A primary motivation of our research is the monitoring of physical, physiological, and biochemical parameters - in any environment and without activity restriction and behaviour modification - through using miniaturised, wireless Body Sensor Networks (BSN). Key research issues that are currently being addressed include novel sensor designs, ultra-low power microprocessor and wireless platforms, energy scavenging, biocompatibility, system integration and miniaturisation, processing-on-node technologies combined with novel ASIC design, autonomic sensor networks and light-weight communication protocols. Our research is aimed at addressing the future needs of life-long health, wellbeing and healthcare, particularly those related to demographic changes associated with an ageing population and patients with chronic illnesses. This research theme is therefore closely aligned with the IGHI’s vision of providing safe, effective and accessible technologies for both developed and developing countries.

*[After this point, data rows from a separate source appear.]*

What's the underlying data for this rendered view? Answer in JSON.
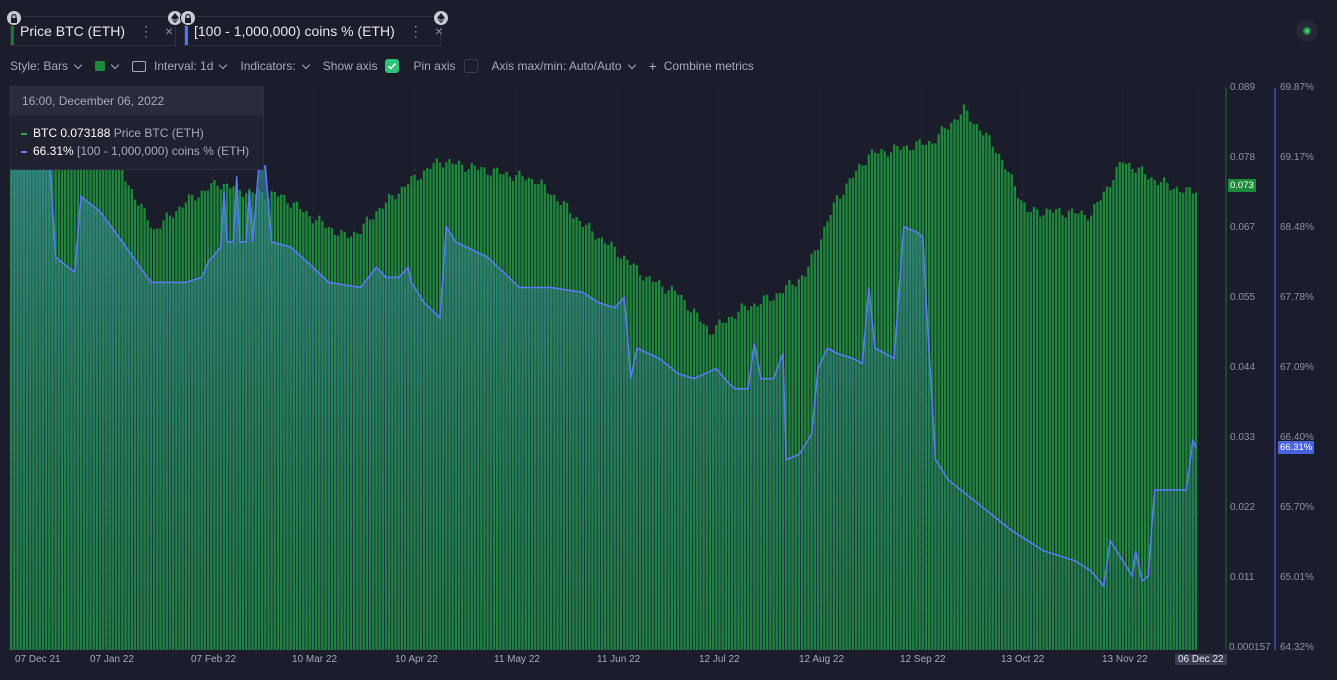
{
  "tabs": [
    {
      "label": "Price BTC (ETH)",
      "menu": "⋮",
      "close": "×",
      "color": "#1a7a35"
    },
    {
      "label": "[100 - 1,000,000) coins % (ETH)",
      "menu": "⋮",
      "close": "×",
      "color": "#5b6cff"
    }
  ],
  "toolbar": {
    "style_label": "Style: Bars",
    "color_swatch": "#1c8a3a",
    "interval_label": "Interval: 1d",
    "indicators_label": "Indicators:",
    "show_axis_label": "Show axis",
    "show_axis_checked": true,
    "pin_axis_label": "Pin axis",
    "pin_axis_checked": false,
    "axis_label": "Axis max/min: Auto/Auto",
    "combine_label": "Combine metrics"
  },
  "tooltip": {
    "date": "16:00, December 06, 2022",
    "rows": [
      {
        "value": "BTC 0.073188",
        "name": "Price BTC (ETH)",
        "color": "#2aa84a"
      },
      {
        "value": "66.31%",
        "name": "[100 - 1,000,000) coins % (ETH)",
        "color": "#5b7bff"
      }
    ]
  },
  "current": {
    "btc": "0.073",
    "pct": "66.31%"
  },
  "chart_data": {
    "type": "bar",
    "x_ticks": [
      "07 Dec 21",
      "07 Jan 22",
      "07 Feb 22",
      "10 Mar 22",
      "10 Apr 22",
      "11 May 22",
      "11 Jun 22",
      "12 Jul 22",
      "12 Aug 22",
      "12 Sep 22",
      "13 Oct 22",
      "13 Nov 22",
      "06 Dec 22"
    ],
    "y_left": {
      "ticks": [
        "0.089",
        "0.078",
        "0.067",
        "0.055",
        "0.044",
        "0.033",
        "0.022",
        "0.011",
        "0.000157"
      ],
      "range": [
        0.000157,
        0.089
      ]
    },
    "y_right": {
      "ticks": [
        "69.87%",
        "69.17%",
        "68.48%",
        "67.78%",
        "67.09%",
        "66.40%",
        "65.70%",
        "65.01%",
        "64.32%"
      ],
      "range": [
        64.32,
        69.87
      ]
    },
    "series": [
      {
        "name": "Price BTC (ETH)",
        "type": "bar",
        "color": "#1c8a3a",
        "keypoints": [
          [
            0,
            0.0835
          ],
          [
            10,
            0.0795
          ],
          [
            25,
            0.0805
          ],
          [
            35,
            0.0755
          ],
          [
            45,
            0.0665
          ],
          [
            55,
            0.071
          ],
          [
            65,
            0.074
          ],
          [
            75,
            0.0725
          ],
          [
            85,
            0.072
          ],
          [
            95,
            0.0685
          ],
          [
            105,
            0.0655
          ],
          [
            110,
            0.0665
          ],
          [
            115,
            0.0695
          ],
          [
            125,
            0.074
          ],
          [
            135,
            0.0775
          ],
          [
            145,
            0.0765
          ],
          [
            155,
            0.0755
          ],
          [
            165,
            0.0745
          ],
          [
            172,
            0.0715
          ],
          [
            180,
            0.0675
          ],
          [
            190,
            0.0635
          ],
          [
            200,
            0.059
          ],
          [
            210,
            0.0565
          ],
          [
            220,
            0.0505
          ],
          [
            230,
            0.054
          ],
          [
            240,
            0.056
          ],
          [
            250,
            0.0595
          ],
          [
            260,
            0.0715
          ],
          [
            270,
            0.0785
          ],
          [
            280,
            0.0795
          ],
          [
            290,
            0.0805
          ],
          [
            300,
            0.0855
          ],
          [
            310,
            0.0795
          ],
          [
            320,
            0.0695
          ],
          [
            330,
            0.0695
          ],
          [
            340,
            0.069
          ],
          [
            350,
            0.0775
          ],
          [
            360,
            0.0745
          ],
          [
            370,
            0.0725
          ],
          [
            375,
            0.0735
          ]
        ]
      },
      {
        "name": "[100 - 1,000,000) coins % (ETH)",
        "type": "line",
        "color": "#5b7bff",
        "keypoints": [
          [
            0,
            69.85
          ],
          [
            12,
            69.2
          ],
          [
            14,
            68.2
          ],
          [
            20,
            68.05
          ],
          [
            22,
            68.8
          ],
          [
            28,
            68.65
          ],
          [
            35,
            68.35
          ],
          [
            44,
            67.95
          ],
          [
            50,
            67.95
          ],
          [
            55,
            67.95
          ],
          [
            60,
            68.0
          ],
          [
            62,
            68.15
          ],
          [
            66,
            68.3
          ],
          [
            67,
            68.85
          ],
          [
            68,
            68.35
          ],
          [
            70,
            68.35
          ],
          [
            71,
            69.0
          ],
          [
            72,
            68.35
          ],
          [
            74,
            68.35
          ],
          [
            75,
            68.85
          ],
          [
            76,
            68.35
          ],
          [
            78,
            69.1
          ],
          [
            80,
            69.1
          ],
          [
            82,
            68.35
          ],
          [
            88,
            68.3
          ],
          [
            95,
            68.1
          ],
          [
            100,
            67.95
          ],
          [
            110,
            67.9
          ],
          [
            115,
            68.1
          ],
          [
            118,
            68.0
          ],
          [
            122,
            68.0
          ],
          [
            125,
            68.1
          ],
          [
            126,
            67.95
          ],
          [
            130,
            67.75
          ],
          [
            135,
            67.6
          ],
          [
            137,
            68.5
          ],
          [
            140,
            68.35
          ],
          [
            150,
            68.2
          ],
          [
            160,
            67.9
          ],
          [
            170,
            67.9
          ],
          [
            180,
            67.85
          ],
          [
            185,
            67.75
          ],
          [
            190,
            67.7
          ],
          [
            193,
            67.8
          ],
          [
            194,
            67.45
          ],
          [
            195,
            67.0
          ],
          [
            197,
            67.3
          ],
          [
            204,
            67.2
          ],
          [
            210,
            67.05
          ],
          [
            215,
            67.0
          ],
          [
            222,
            67.1
          ],
          [
            226,
            66.95
          ],
          [
            228,
            66.9
          ],
          [
            232,
            66.9
          ],
          [
            234,
            67.35
          ],
          [
            236,
            67.0
          ],
          [
            240,
            67.0
          ],
          [
            243,
            67.25
          ],
          [
            244,
            66.2
          ],
          [
            248,
            66.25
          ],
          [
            252,
            66.45
          ],
          [
            254,
            67.1
          ],
          [
            257,
            67.3
          ],
          [
            260,
            67.25
          ],
          [
            265,
            67.2
          ],
          [
            268,
            67.15
          ],
          [
            270,
            67.9
          ],
          [
            272,
            67.3
          ],
          [
            278,
            67.2
          ],
          [
            281,
            68.5
          ],
          [
            285,
            68.45
          ],
          [
            287,
            68.4
          ],
          [
            288,
            67.8
          ],
          [
            291,
            66.2
          ],
          [
            295,
            66.0
          ],
          [
            305,
            65.75
          ],
          [
            315,
            65.5
          ],
          [
            325,
            65.3
          ],
          [
            335,
            65.2
          ],
          [
            340,
            65.1
          ],
          [
            344,
            64.95
          ],
          [
            346,
            65.4
          ],
          [
            350,
            65.2
          ],
          [
            353,
            65.05
          ],
          [
            354,
            65.3
          ],
          [
            356,
            65.0
          ],
          [
            358,
            65.05
          ],
          [
            359,
            65.5
          ],
          [
            360,
            65.9
          ],
          [
            365,
            65.9
          ],
          [
            370,
            65.9
          ],
          [
            372,
            66.4
          ],
          [
            373,
            66.31
          ]
        ]
      }
    ]
  }
}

Some of our latest works were exhibited at the 2015 Royal Society Summer Science Exhibition.


BibTex format

author = {Qiu, J and Lo, FPW and Sun, Y and Wang, S and Lo, B},
publisher = {British Machine Vision Conference},
title = {Mining discriminative food regions for accurate food recognition},
url = {http://hdl.handle.net/10044/1/79509},
year = {2019}

RIS format (EndNote, RefMan)

AB - Automatic food recognition is the very first step towards passive dietary monitoring. In this paper, we address the problem of food recognition by mining discriminative food regions. Taking inspiration from Adversarial Erasing, a strategy that progressively discovers discriminative object regions for weakly supervised semantic segmentation, we propose a novel network architecture in which a primary network maintains the base accuracy of classifying an input image, an auxiliary network adversarially mines discriminative food regions, and a region network classifies the resulting mined regions. The global (the original input image) and the local (the mined regions) representations are then integrated for the final prediction. The proposed architecture denoted as PAR-Net is end-to-end trainable, and highlights discriminative regions in an online fashion. In addition, we introduce a new fine-grained food dataset named as Sushi-50, which consists of 50 different sushi categories. Extensive experiments have been conducted to evaluate the proposed approach. On three food datasets chosen (Food-101, Vireo-172, andSushi-50), our approach performs consistently and achieves state-of-the-art results (top-1 testing accuracy of 90:4%, 90:2%, 92:0%, respectively) compared with other existing approaches.
AU - Qiu,J
AU - Sun,Y
AU - Wang,S
AU - Lo,B
PB - British Machine Vision Conference
PY - 2019///
TI - Mining discriminative food regions for accurate food recognition
UR - http://hdl.handle.net/10044/1/79509
ER -